Oh, and then – being in the minority, gender-wise and also clearly incapable of doing whatever it is normal people do on a Saturday (not that I’m complaning – mine are way better) – I saw the inside of The American Girl Store, which, I don’t know if you’ve ever been to a place full of little girls who are all carrying smaller, more-lifeless little girls, the soulless eyes of which bob up and down at you while you slowly realize that the men’s-room-to-ladies’-room ratio in that building is seriously out-of-whack, but…well, I don’t like judging things that clearly aren’t made for me in the first place, but yeah.

Also: The big tree is almost up, the skating rink is already packed and slippery and slapsticky as ever, and I got proposed to on a street corner – NO – I got proposed next to on a street corner. I have got to stop forgetting the most important words in things. And then typing another sentence instead of just backspacing, which would seem like the most logical way to correct that kind of mistake…

Saturday, November 12, 2005

I'd Rather Stick Anchovies In My Ears.

And…I have a blog. I have a blog? See, I didn’t want one, exactly, but then I do enjoy the writing, and every book I read about the writing (which I hate doing, by the way, because how much how-to can you take before you’re just putting off doing the thing, yourself?) tells me to keep a journal, and, well, I hate journals. (No offense to Doug Funnie. Or Anne Frank. You both rock in your own extremely dissimilar ways.) Because, here’s the thing with journals - you sit there with your big, blank marble notebook, or one of those – ugh – leather-bound deals with the ribbon-for-a-bookmark thing, and suddenly, it’s like you have to put something Important down, which leads to all kinds of over-thinking, which leads to uncalled-for self-pity, which leads to overly-dramatic accounts of, like, your trip to the supermarket the other day (“They had these new honey-barbeque potato chips. And I felt so…alone.”) And none of it sounds like you at all, and you end up finding it in a box in five years, wondering, “Who is this unhappy boy and why is he using so many Thesaurus words?”

So anyway, I was like, fine, Books, I’ll sit here and start a kind-of-journal as long as you promise to shut up about “the canvas of my mind” or whatever. Which they didn’t. So I burned them.

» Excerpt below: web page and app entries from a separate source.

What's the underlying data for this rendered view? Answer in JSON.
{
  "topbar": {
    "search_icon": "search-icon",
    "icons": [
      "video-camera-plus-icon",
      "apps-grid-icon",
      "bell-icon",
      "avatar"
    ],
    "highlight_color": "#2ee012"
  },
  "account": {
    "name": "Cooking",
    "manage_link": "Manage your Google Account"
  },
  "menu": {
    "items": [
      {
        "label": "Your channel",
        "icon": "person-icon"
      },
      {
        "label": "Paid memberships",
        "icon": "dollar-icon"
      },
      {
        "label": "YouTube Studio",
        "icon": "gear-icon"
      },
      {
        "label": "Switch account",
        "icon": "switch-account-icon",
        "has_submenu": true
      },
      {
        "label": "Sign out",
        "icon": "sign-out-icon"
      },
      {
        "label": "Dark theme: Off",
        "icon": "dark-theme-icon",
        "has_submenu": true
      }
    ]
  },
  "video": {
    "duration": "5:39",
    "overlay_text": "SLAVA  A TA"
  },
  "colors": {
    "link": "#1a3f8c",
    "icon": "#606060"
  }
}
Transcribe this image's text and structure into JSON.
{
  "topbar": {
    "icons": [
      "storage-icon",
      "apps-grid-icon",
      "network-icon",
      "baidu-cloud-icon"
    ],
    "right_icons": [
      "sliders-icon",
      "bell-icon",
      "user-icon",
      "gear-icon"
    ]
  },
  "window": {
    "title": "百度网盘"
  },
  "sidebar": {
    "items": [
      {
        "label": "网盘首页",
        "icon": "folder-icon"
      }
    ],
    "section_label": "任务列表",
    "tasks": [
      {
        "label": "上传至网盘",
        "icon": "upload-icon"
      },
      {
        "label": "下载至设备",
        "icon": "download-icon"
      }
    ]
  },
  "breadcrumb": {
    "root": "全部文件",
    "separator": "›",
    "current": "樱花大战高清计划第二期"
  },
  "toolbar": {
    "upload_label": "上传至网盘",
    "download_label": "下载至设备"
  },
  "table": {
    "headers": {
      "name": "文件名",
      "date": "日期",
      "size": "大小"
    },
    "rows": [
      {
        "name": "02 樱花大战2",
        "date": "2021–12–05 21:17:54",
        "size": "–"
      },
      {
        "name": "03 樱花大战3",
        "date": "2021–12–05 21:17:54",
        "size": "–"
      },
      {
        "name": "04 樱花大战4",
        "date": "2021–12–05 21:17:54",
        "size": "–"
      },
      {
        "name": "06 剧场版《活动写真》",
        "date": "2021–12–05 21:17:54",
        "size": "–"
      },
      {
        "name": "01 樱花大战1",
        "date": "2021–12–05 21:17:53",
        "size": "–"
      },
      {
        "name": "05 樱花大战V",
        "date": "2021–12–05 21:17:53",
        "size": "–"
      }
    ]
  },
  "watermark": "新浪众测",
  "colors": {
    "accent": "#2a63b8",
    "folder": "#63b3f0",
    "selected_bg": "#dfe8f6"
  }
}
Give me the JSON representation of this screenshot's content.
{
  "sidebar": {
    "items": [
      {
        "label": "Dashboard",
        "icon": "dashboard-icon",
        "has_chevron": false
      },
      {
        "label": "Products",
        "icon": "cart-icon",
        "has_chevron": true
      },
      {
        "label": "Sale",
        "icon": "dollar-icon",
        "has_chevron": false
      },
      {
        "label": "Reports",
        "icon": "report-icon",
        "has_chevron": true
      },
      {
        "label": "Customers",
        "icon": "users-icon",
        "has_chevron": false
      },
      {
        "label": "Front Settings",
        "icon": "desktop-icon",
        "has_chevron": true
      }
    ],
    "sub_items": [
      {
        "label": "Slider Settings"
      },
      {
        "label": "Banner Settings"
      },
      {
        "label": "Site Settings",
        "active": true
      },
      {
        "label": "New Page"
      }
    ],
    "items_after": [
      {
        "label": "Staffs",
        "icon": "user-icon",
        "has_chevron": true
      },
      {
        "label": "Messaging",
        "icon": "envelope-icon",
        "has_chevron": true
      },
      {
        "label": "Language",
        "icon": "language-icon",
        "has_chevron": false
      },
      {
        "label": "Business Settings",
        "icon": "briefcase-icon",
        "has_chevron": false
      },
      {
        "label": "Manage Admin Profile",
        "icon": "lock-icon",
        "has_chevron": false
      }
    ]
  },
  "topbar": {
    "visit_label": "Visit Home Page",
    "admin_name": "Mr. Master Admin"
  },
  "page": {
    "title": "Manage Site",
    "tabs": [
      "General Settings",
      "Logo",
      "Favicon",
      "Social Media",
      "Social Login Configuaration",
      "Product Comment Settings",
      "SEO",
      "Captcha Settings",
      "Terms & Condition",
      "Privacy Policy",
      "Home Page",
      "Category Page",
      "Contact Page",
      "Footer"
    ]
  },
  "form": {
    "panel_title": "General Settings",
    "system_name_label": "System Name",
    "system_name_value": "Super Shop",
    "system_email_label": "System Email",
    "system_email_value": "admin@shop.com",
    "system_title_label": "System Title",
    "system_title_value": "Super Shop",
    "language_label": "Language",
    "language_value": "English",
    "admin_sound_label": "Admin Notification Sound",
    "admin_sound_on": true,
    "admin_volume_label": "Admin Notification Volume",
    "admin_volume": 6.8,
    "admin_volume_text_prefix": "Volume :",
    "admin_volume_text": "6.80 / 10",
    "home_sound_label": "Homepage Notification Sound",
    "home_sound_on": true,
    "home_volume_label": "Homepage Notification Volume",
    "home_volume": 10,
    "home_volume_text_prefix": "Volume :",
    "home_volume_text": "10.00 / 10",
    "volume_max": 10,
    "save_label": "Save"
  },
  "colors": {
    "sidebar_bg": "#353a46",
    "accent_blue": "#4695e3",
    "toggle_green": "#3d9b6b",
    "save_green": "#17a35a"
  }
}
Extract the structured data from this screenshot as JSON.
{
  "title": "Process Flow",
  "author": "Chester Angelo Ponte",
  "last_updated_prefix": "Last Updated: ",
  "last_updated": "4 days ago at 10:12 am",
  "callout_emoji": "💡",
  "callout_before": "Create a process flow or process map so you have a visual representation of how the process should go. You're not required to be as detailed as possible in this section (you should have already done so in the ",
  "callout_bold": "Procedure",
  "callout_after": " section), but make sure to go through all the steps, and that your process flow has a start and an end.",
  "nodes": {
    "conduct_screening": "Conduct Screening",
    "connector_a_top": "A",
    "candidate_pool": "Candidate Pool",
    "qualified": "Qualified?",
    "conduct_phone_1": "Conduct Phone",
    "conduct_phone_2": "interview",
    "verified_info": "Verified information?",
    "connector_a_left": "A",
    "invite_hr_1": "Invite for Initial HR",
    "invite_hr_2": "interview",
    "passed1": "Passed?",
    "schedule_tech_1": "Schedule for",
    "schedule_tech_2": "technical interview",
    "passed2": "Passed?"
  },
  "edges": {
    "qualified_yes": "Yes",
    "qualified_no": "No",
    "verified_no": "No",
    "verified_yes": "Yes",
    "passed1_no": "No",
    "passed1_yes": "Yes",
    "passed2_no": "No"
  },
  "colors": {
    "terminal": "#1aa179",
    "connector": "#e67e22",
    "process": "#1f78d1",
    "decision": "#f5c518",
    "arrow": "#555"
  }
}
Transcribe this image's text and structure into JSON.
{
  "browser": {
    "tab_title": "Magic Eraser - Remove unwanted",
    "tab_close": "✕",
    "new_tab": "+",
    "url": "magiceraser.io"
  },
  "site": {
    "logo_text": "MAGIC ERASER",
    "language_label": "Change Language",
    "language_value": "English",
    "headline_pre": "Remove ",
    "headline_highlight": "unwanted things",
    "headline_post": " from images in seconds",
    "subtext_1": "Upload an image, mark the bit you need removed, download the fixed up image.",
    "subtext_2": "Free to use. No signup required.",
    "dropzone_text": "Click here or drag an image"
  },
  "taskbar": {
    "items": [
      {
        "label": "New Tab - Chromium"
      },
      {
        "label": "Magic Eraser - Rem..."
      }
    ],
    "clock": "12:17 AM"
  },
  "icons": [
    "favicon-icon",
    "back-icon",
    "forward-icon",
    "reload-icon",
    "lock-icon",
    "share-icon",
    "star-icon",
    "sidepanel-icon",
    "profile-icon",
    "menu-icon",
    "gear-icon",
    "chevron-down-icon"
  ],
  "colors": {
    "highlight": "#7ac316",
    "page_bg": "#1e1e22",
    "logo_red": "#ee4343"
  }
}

And then I gave in and made a blog, just like all the cool kids are doing these days (at least, that’s what some old guy on the news told me, about six months ago – “short for ‘web-log,’ blog fever is sweeping the nation - just like custodians, but trendier!”)

And besides, not doing something just because everyone else is doing it almost as bad as doing something because everyone else is doing it (unless that thing is, like, drugs – because, if I remember my Saturday morning public-service-announcements correctly, drugs make you mean to everybody, like a monster!) (And, great, three paragraphs in and I’m already making less sense than a typical episode of Supernatural. Which makes. No. Sense.) And besides besides, I know you were looking for something else to pretend to care about. And besides all that, even - at least it’s not a podcast (“Welcome to this week’s installment of Omigosh, Do I Really Sound Like That??”).

Right, so, we’ll see how this goes. Maybe I'll always write this much. Maybe sometimes I'll write less, and you could actually move on with your day. Maybe I’ll become a world-wide-phenomenon, with people flocking from all over to see what I ate for dinner last night or how I feel about that stupid Wal-Mart commercial where the woman is decorating her place for Christmas, and then we zoom out to see she’s in a mobile home that’s going around what looks like a bit of a sharp turn, and I’m like, lady, you just lit candles in there, that doesn’t seem too smart! And then you'll comment, like, "Nobody knows what's happening when you talk, Matt."

All I know is, if I ever start up with that “I hate my life, now sit back as I express my pain through this Dashboard Confessional lyric and a haiku about my cat” business, I grant you full permission to come to my house and kick me. Hard.